#8 I think it’s so important to give each other the space to grow in the relationship. We have given each other the space to be ourselves and that has definitely helped us both to flourish together. xx
Kameela, Thank you for sharing your experience in your own relationship which I know is loving and has long endured. I appreciate your sharing. 🙂
I so agree Kameela. One must not lose their identity to maintain a relationship. Happy Valentine’s Day to you and yours!
Absolutely Lucy. Otherwise we lose our essence xx
Thoughtful post, Shannon. A complicated emotion this one, so many types of love, so many changes in its character over the course of any relationship. Some events and experiences strengthen that love, others destroy it. As mentioned in your post, scar tissue. Even now I cannot say I truly understand it all. I am not sure we are actually meant to be comfortable with all of our emotions. All part of the human experience I suppose. On this day my husband and I did a walk down memory lane as he remembered sending large rose bouquets to my workplace. Only to have me struggle to bring it home in rush hour traffic, carefully. For a while, gigantic greeting cards were presented. I still have them. Since I am not much for chocolate candy, he once substituted chocolate diamonds. That worked quite well. After 53 years of marriage, you would think I had a grip on it all. I do know a few things. You must understand and love yourself before there is any room for another. Two, Romantic love is intense but shallow at the same time. Often short-lived but occasionally long-lasting and enduring, supported by the challenges of day-to-day life as well as tragedy and pain. Third, it is often not recognized without introspection. It can easily slip away. Love is a gift, it needs to be protected and maintained. For this Valentine’s day I gifted him with something he has wanted for a long time, something personal, something that he will use regularly, a bagel cutter!
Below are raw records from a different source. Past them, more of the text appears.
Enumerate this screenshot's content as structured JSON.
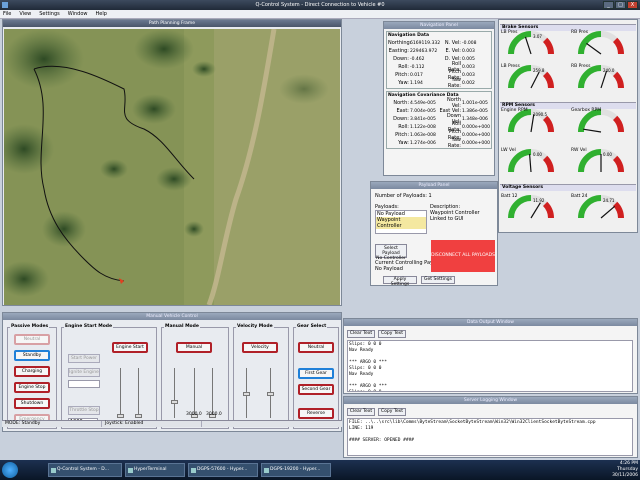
{
  "app": {
    "title": "Q-Control System - Direct Connection to Vehicle #0",
    "menu": [
      "File",
      "View",
      "Settings",
      "Window",
      "Help"
    ],
    "window_buttons": [
      "_",
      "□",
      "X"
    ]
  },
  "map": {
    "title": "Path Planning Frame"
  },
  "navigation": {
    "title": "Navigation Panel",
    "data_title": "Navigation Data",
    "rows": [
      {
        "l1": "Northing:",
        "v1": "6169119.332",
        "l2": "N. Vel:",
        "v2": "-0.008"
      },
      {
        "l1": "Easting:",
        "v1": "229463.972",
        "l2": "E. Vel:",
        "v2": "0.003"
      },
      {
        "l1": "Down:",
        "v1": "-0.462",
        "l2": "D. Vel:",
        "v2": "0.005"
      },
      {
        "l1": "Roll:",
        "v1": "-0.112",
        "l2": "Roll Rate:",
        "v2": "0.003"
      },
      {
        "l1": "Pitch:",
        "v1": "0.017",
        "l2": "Pitch Rate:",
        "v2": "0.003"
      },
      {
        "l1": "Yaw:",
        "v1": "1.194",
        "l2": "Yaw Rate:",
        "v2": "0.002"
      }
    ],
    "cov_title": "Navigation Covariance Data",
    "cov_rows": [
      {
        "l1": "North:",
        "v1": "4.549e-005",
        "l2": "North Vel:",
        "v2": "1.001e-005"
      },
      {
        "l1": "East:",
        "v1": "7.004e-005",
        "l2": "East Vel:",
        "v2": "1.386e-005"
      },
      {
        "l1": "Down:",
        "v1": "3.841e-005",
        "l2": "Down Vel:",
        "v2": "1.348e-006"
      },
      {
        "l1": "Roll:",
        "v1": "1.122e-008",
        "l2": "Roll Rate:",
        "v2": "0.000e+000"
      },
      {
        "l1": "Pitch:",
        "v1": "1.063e-008",
        "l2": "Pitch Rate:",
        "v2": "0.000e+000"
      },
      {
        "l1": "Yaw:",
        "v1": "1.274e-006",
        "l2": "Yaw Rate:",
        "v2": "0.000e+000"
      }
    ]
  },
  "sensors": {
    "brake_title": "Brake Sensors",
    "rpm_title": "RPM Sensors",
    "voltage_title": "Voltage Sensors",
    "gauges": [
      {
        "label": "LB Pres",
        "value": "3.07"
      },
      {
        "label": "RB Pres",
        "value": ""
      },
      {
        "label": "LB Press",
        "value": "259.8"
      },
      {
        "label": "RB Press",
        "value": "240.0"
      },
      {
        "label": "Engine RPM",
        "value": "1090.5"
      },
      {
        "label": "Gearbox RPM",
        "value": ""
      },
      {
        "label": "LW Vel",
        "value": "0.00"
      },
      {
        "label": "RW Vel",
        "value": "0.00"
      },
      {
        "label": "Batt 12",
        "value": "11.92"
      },
      {
        "label": "Batt 24",
        "value": "24.71"
      }
    ]
  },
  "payload": {
    "title": "Payload Panel",
    "num_label": "Number of Payloads:",
    "num_value": "1",
    "payloads_label": "Payloads:",
    "items": [
      "No Payload",
      "Waypoint Controller"
    ],
    "desc_label": "Description:",
    "desc_value": "Waypoint Controller Linked to GUI",
    "select_btn": "Select Payload",
    "no_ctrl_btn": "No Controller",
    "current_label": "Current Controlling Payload:",
    "current_value": "No Payload",
    "disconnect_btn": "DISCONNECT ALL PAYLOADS",
    "apply_btn": "Apply Settings",
    "get_btn": "Get Settings"
  },
  "vehicle": {
    "title": "Manual Vehicle Control",
    "passive": {
      "title": "Passive Modes",
      "buttons": [
        "Neutral",
        "Standby",
        "Charging",
        "Engine Stop",
        "Shutdown",
        "Emergency"
      ]
    },
    "engine": {
      "title": "Engine Start Mode",
      "buttons": [
        "Start Power",
        "Ignite Engine",
        "Engine Start",
        "Throttle Stop"
      ],
      "value": "1000",
      "sliders": [
        "Throttle",
        "Choke"
      ]
    },
    "manual": {
      "title": "Manual Mode",
      "button": "Manual",
      "sliders": [
        "Throttle",
        "LB",
        "RB"
      ],
      "vals": [
        "3000.0",
        "3000.0"
      ]
    },
    "velocity": {
      "title": "Velocity Mode",
      "button": "Velocity",
      "sliders": [
        "Velocity",
        "Turn Rate"
      ]
    },
    "gear": {
      "title": "Gear Select",
      "buttons": [
        "Neutral",
        "First Gear",
        "Second Gear",
        "Reverse"
      ]
    },
    "status": [
      "MODE: Standby",
      "Joystick: Enabled"
    ]
  },
  "console1": {
    "title": "Data Output Window",
    "clear": "Clear Text",
    "copy": "Copy Text",
    "text": "Slips: 0 0 0\nNav Ready\n\n*** ARGO 0 ***\nSlips: 0 0 0\nNav Ready\n\n*** ARGO 0 ***\nSlips: 0 0 0\nNav Ready"
  },
  "console2": {
    "title": "Server Logging Window",
    "clear": "Clear Text",
    "copy": "Copy Text",
    "text": "FILE: ..\\..\\src\\lib\\Comms\\ByteStream\\SocketByteStream\\Win32\\Win32ClientSocketByteStream.cpp\nLINE: 119\n\n#### SERVER: OPENED ####"
  },
  "taskbar": {
    "items": [
      "Q-Control System - D...",
      "HyperTerminal",
      "DGPS-57600 - Hyper...",
      "DGPS-19200 - Hyper..."
    ],
    "time": "4:26 PM",
    "day": "Thursday",
    "date": "30/11/2006"
  }
}
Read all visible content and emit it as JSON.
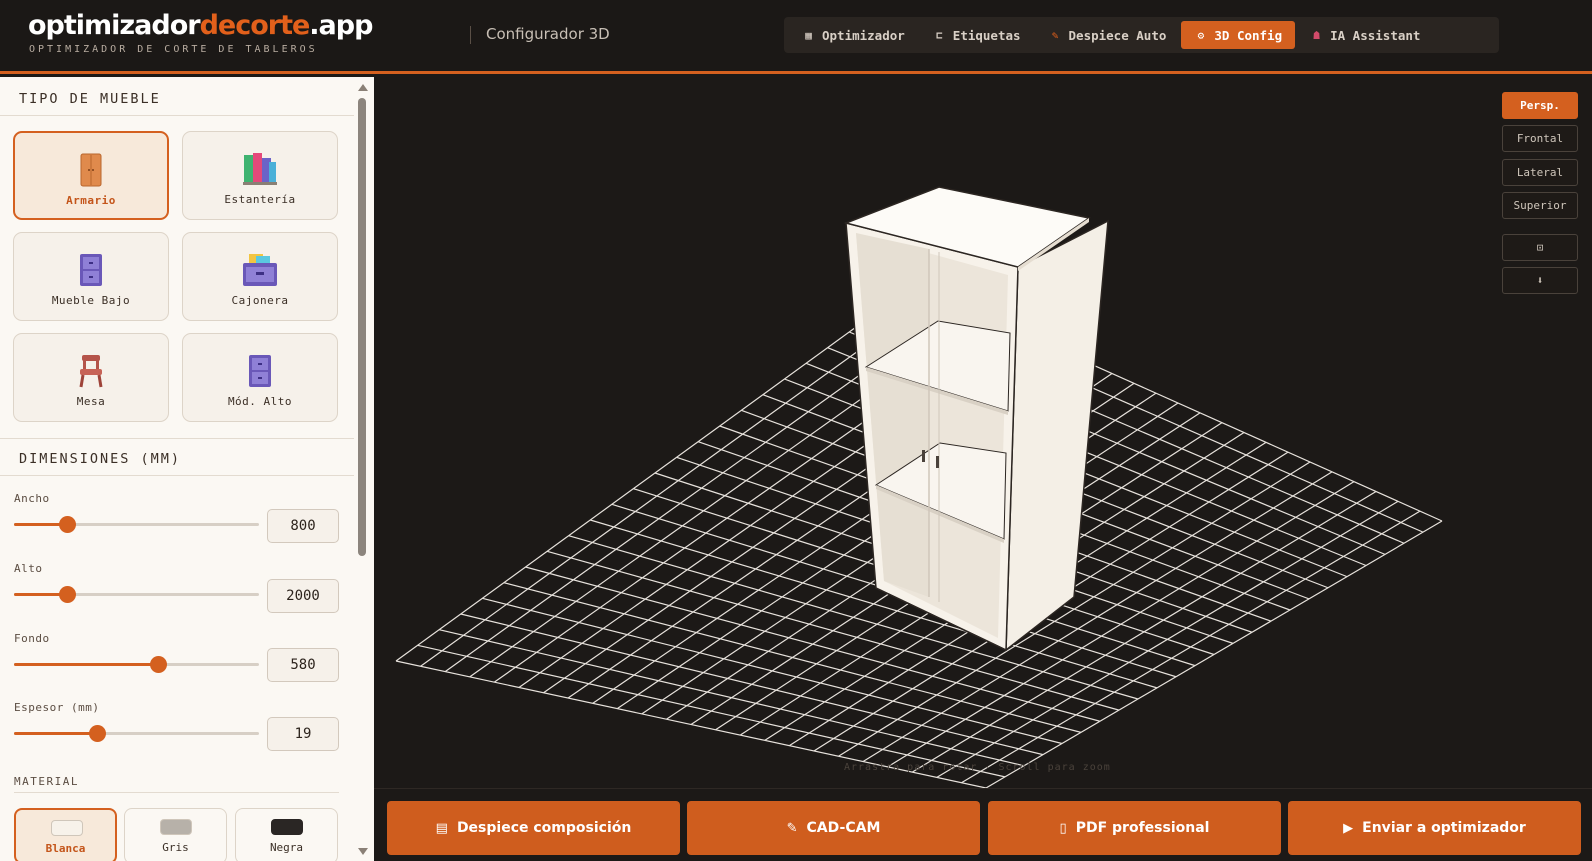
{
  "header": {
    "brand_part1": "optimizador",
    "brand_part2": "decorte",
    "brand_part3": ".app",
    "tagline": "OPTIMIZADOR DE CORTE DE TABLEROS",
    "subtitle": "Configurador 3D",
    "tabs": [
      {
        "label": "Optimizador",
        "icon": "grid-icon"
      },
      {
        "label": "Etiquetas",
        "icon": "tag-icon"
      },
      {
        "label": "Despiece Auto",
        "icon": "pencil-icon"
      },
      {
        "label": "3D Config",
        "icon": "gear-icon",
        "active": true
      },
      {
        "label": "IA Assistant",
        "icon": "robot-icon"
      }
    ]
  },
  "sidebar": {
    "tipo_title": "TIPO DE MUEBLE",
    "types": [
      {
        "label": "Armario",
        "icon": "wardrobe-icon",
        "active": true
      },
      {
        "label": "Estantería",
        "icon": "books-icon"
      },
      {
        "label": "Mueble Bajo",
        "icon": "cabinet-icon"
      },
      {
        "label": "Cajonera",
        "icon": "drawer-icon"
      },
      {
        "label": "Mesa",
        "icon": "chair-icon"
      },
      {
        "label": "Mód. Alto",
        "icon": "tall-module-icon"
      }
    ],
    "dim_title": "DIMENSIONES (MM)",
    "dims": [
      {
        "label": "Ancho",
        "value": "800",
        "level": 0.22
      },
      {
        "label": "Alto",
        "value": "2000",
        "level": 0.22
      },
      {
        "label": "Fondo",
        "value": "580",
        "level": 0.59
      },
      {
        "label": "Espesor (mm)",
        "value": "19",
        "level": 0.34
      }
    ],
    "material_title": "MATERIAL",
    "materials": [
      {
        "label": "Blanca",
        "color": "#f7f2ea",
        "active": true
      },
      {
        "label": "Gris",
        "color": "#b7b1a9"
      },
      {
        "label": "Negra",
        "color": "#2a2624"
      }
    ]
  },
  "viewport": {
    "view_buttons": [
      {
        "label": "Persp.",
        "active": true
      },
      {
        "label": "Frontal"
      },
      {
        "label": "Lateral"
      },
      {
        "label": "Superior"
      }
    ],
    "icon_buttons": [
      {
        "label": "⊡",
        "icon": "fit-view-icon"
      },
      {
        "label": "⬇",
        "icon": "download-icon"
      }
    ],
    "hint": "Arrastra para rotar · Scroll para zoom"
  },
  "actions": [
    {
      "label": "Despiece composición",
      "icon": "clipboard-icon"
    },
    {
      "label": "CAD-CAM",
      "icon": "wrench-icon"
    },
    {
      "label": "PDF professional",
      "icon": "document-icon"
    },
    {
      "label": "Enviar a optimizador",
      "icon": "play-icon"
    }
  ],
  "colors": {
    "accent": "#d4601f",
    "background_dark": "#1c1917",
    "panel": "#fbf8f3"
  }
}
What more could you want in such a long relationship?
A great present and many congratulations on 53 years of marriage. Something to celebrate indeed. I am coming up right behind with 47 years??